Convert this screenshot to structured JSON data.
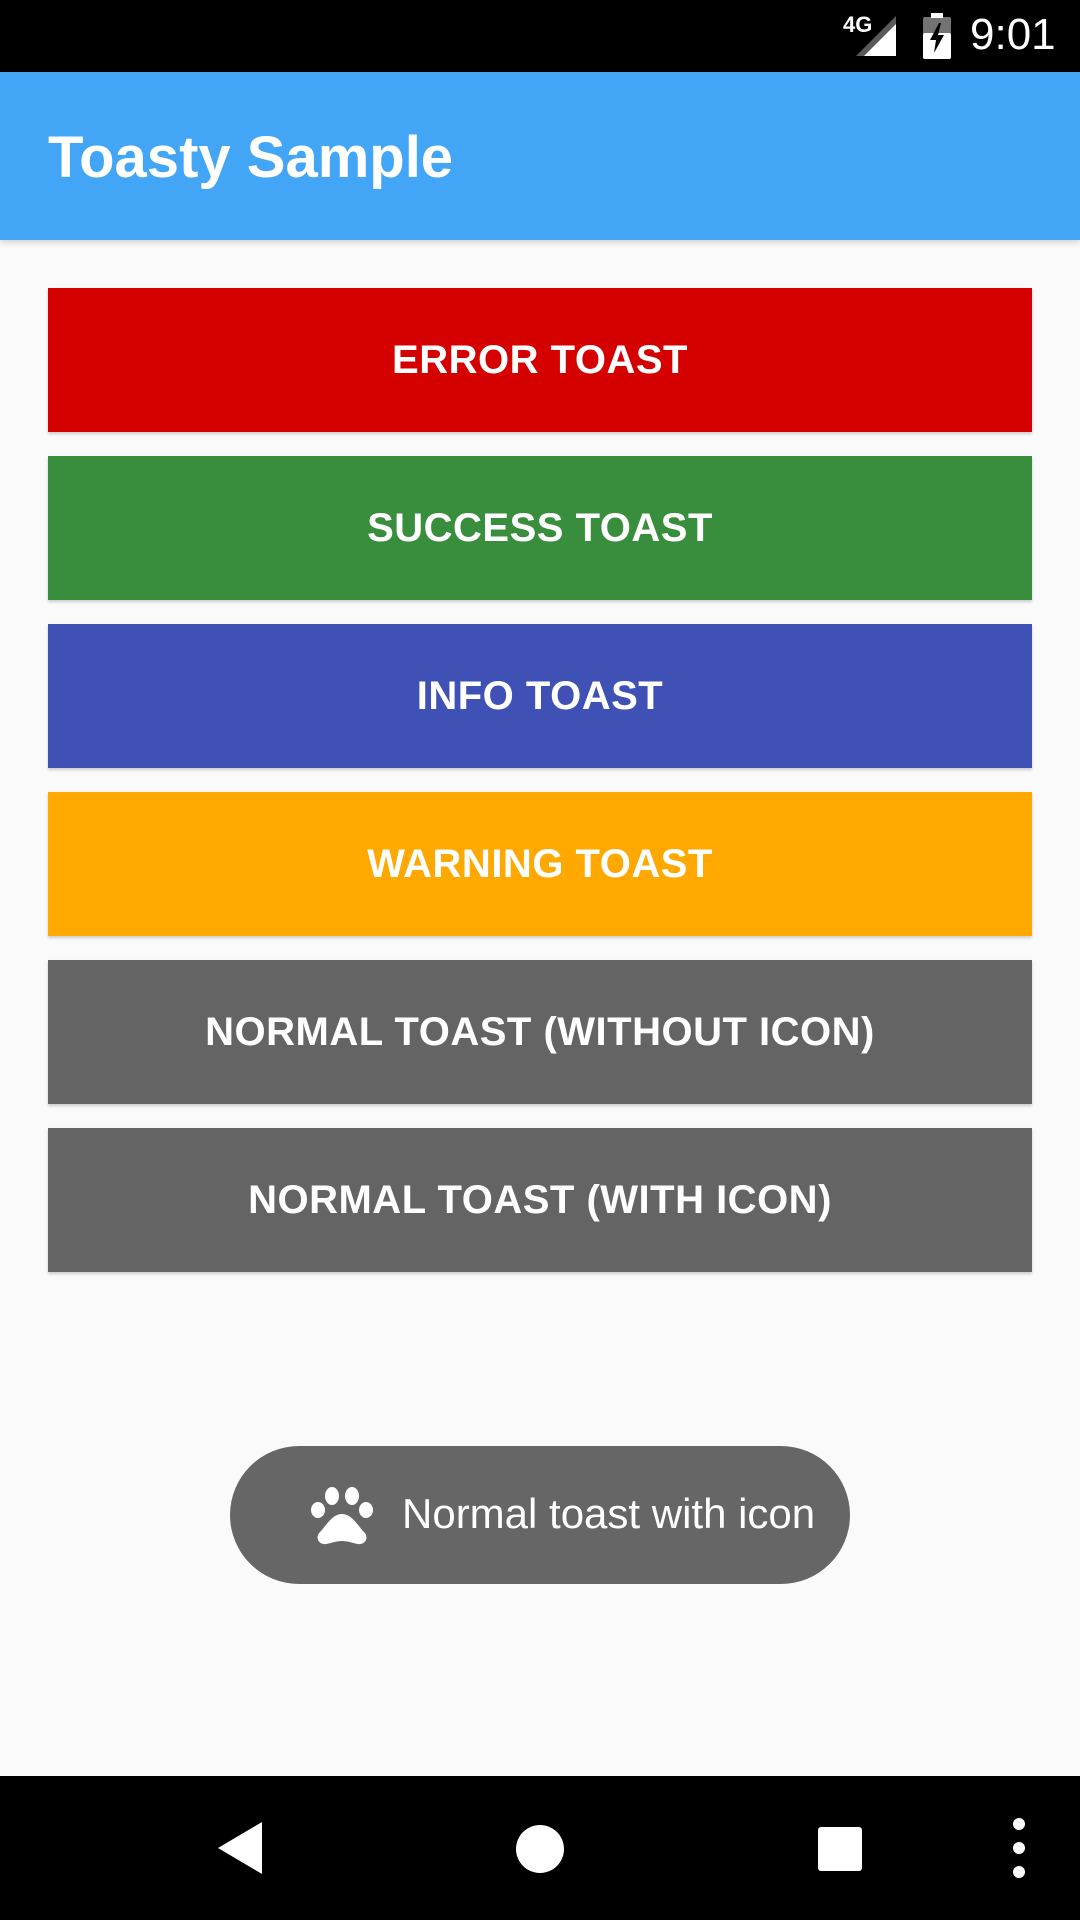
{
  "status_bar": {
    "network_label": "4G",
    "time": "9:01",
    "icons": [
      "signal-icon",
      "battery-charging-icon"
    ]
  },
  "app_bar": {
    "title": "Toasty Sample",
    "color": "#42a5f5"
  },
  "buttons": [
    {
      "label": "ERROR TOAST",
      "color": "#d50000"
    },
    {
      "label": "SUCCESS TOAST",
      "color": "#388e3c"
    },
    {
      "label": "INFO TOAST",
      "color": "#3f51b5"
    },
    {
      "label": "WARNING TOAST",
      "color": "#ffa900"
    },
    {
      "label": "NORMAL TOAST (WITHOUT ICON)",
      "color": "#646464"
    },
    {
      "label": "NORMAL TOAST (WITH ICON)",
      "color": "#646464"
    }
  ],
  "toast": {
    "text": "Normal toast with icon",
    "icon": "paw-icon",
    "color": "#666666"
  },
  "nav_bar": {
    "icons": [
      "back-icon",
      "home-icon",
      "recents-icon",
      "more-vert-icon"
    ]
  }
}
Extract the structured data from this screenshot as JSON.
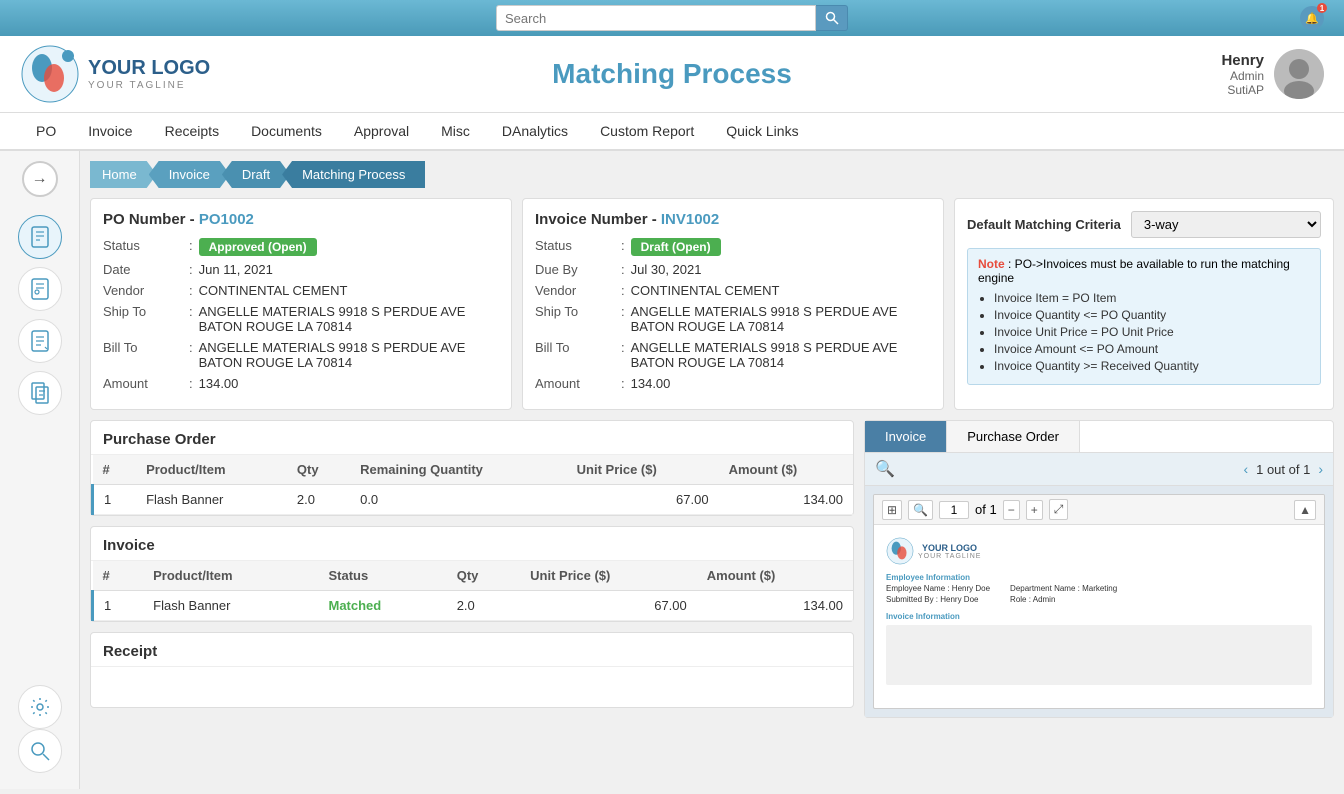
{
  "topbar": {
    "search_placeholder": "Search",
    "notification_count": "1"
  },
  "header": {
    "logo_main": "YOUR LOGO",
    "logo_tagline": "YOUR TAGLINE",
    "page_title": "Matching Process",
    "user_name": "Henry",
    "user_role": "Admin",
    "user_sub": "SutiAP"
  },
  "nav": {
    "items": [
      "PO",
      "Invoice",
      "Receipts",
      "Documents",
      "Approval",
      "Misc",
      "DAnalytics",
      "Custom Report",
      "Quick Links"
    ]
  },
  "breadcrumb": {
    "items": [
      "Home",
      "Invoice",
      "Draft",
      "Matching Process"
    ]
  },
  "po_card": {
    "title": "PO Number",
    "po_number": "PO1002",
    "status_label": "Approved (Open)",
    "date_label": "Date",
    "date_value": "Jun 11, 2021",
    "vendor_label": "Vendor",
    "vendor_value": "CONTINENTAL CEMENT",
    "ship_to_label": "Ship To",
    "ship_to_value": "ANGELLE MATERIALS 9918 S PERDUE AVE BATON ROUGE LA 70814",
    "bill_to_label": "Bill To",
    "bill_to_value": "ANGELLE MATERIALS 9918 S PERDUE AVE BATON ROUGE LA 70814",
    "amount_label": "Amount",
    "amount_value": "134.00"
  },
  "invoice_card": {
    "title": "Invoice Number",
    "inv_number": "INV1002",
    "status_label": "Draft (Open)",
    "due_by_label": "Due By",
    "due_by_value": "Jul 30, 2021",
    "vendor_label": "Vendor",
    "vendor_value": "CONTINENTAL CEMENT",
    "ship_to_label": "Ship To",
    "ship_to_value": "ANGELLE MATERIALS 9918 S PERDUE AVE BATON ROUGE LA 70814",
    "bill_to_label": "Bill To",
    "bill_to_value": "ANGELLE MATERIALS 9918 S PERDUE AVE BATON ROUGE LA 70814",
    "amount_label": "Amount",
    "amount_value": "134.00"
  },
  "criteria": {
    "label": "Default Matching Criteria",
    "value": "3-way",
    "note_prefix": "Note",
    "note_text": ": PO->Invoices must be available to run the matching engine",
    "rules": [
      "Invoice Item = PO Item",
      "Invoice Quantity <= PO Quantity",
      "Invoice Unit Price = PO Unit Price",
      "Invoice Amount <= PO Amount",
      "Invoice Quantity >= Received Quantity"
    ]
  },
  "po_table": {
    "section_title": "Purchase Order",
    "columns": [
      "#",
      "Product/Item",
      "Qty",
      "Remaining Quantity",
      "Unit Price ($)",
      "Amount ($)"
    ],
    "rows": [
      {
        "num": "1",
        "product": "Flash Banner",
        "qty": "2.0",
        "remaining": "0.0",
        "unit_price": "67.00",
        "amount": "134.00"
      }
    ]
  },
  "invoice_table": {
    "section_title": "Invoice",
    "columns": [
      "#",
      "Product/Item",
      "Status",
      "Qty",
      "Unit Price ($)",
      "Amount ($)"
    ],
    "rows": [
      {
        "num": "1",
        "product": "Flash Banner",
        "status": "Matched",
        "qty": "2.0",
        "unit_price": "67.00",
        "amount": "134.00"
      }
    ]
  },
  "receipt_table": {
    "section_title": "Receipt"
  },
  "preview": {
    "tab_invoice": "Invoice",
    "tab_po": "Purchase Order",
    "page_text": "1 out of 1",
    "page_num": "1",
    "of_text": "of 1",
    "doc_logo": "YOUR LOGO",
    "doc_tagline": "YOUR TAGLINE",
    "doc_emp_info": "Employee Information",
    "doc_emp_name": "Employee Name : Henry Doe",
    "doc_dept": "Department Name : Marketing",
    "doc_role": "Role : Admin",
    "doc_submitted": "Submitted By : Henry Doe",
    "doc_inv_info": "Invoice Information"
  }
}
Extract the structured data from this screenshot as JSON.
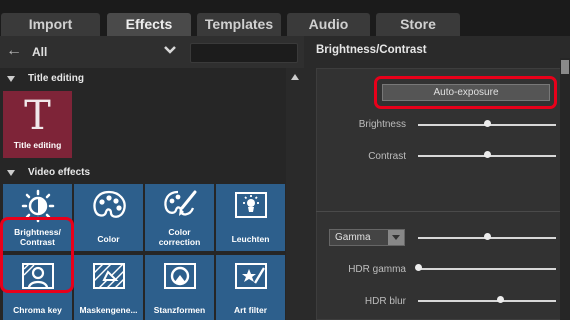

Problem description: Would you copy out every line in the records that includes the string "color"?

Task result:
    "color": "#42a5f5"
      "color": "#d50000"
      "color": "#388e3c"
      "color": "#3f51b5"
      "color": "#ffa900"
      "color": "#646464"
      "color": "#646464"
    "color": "#666666"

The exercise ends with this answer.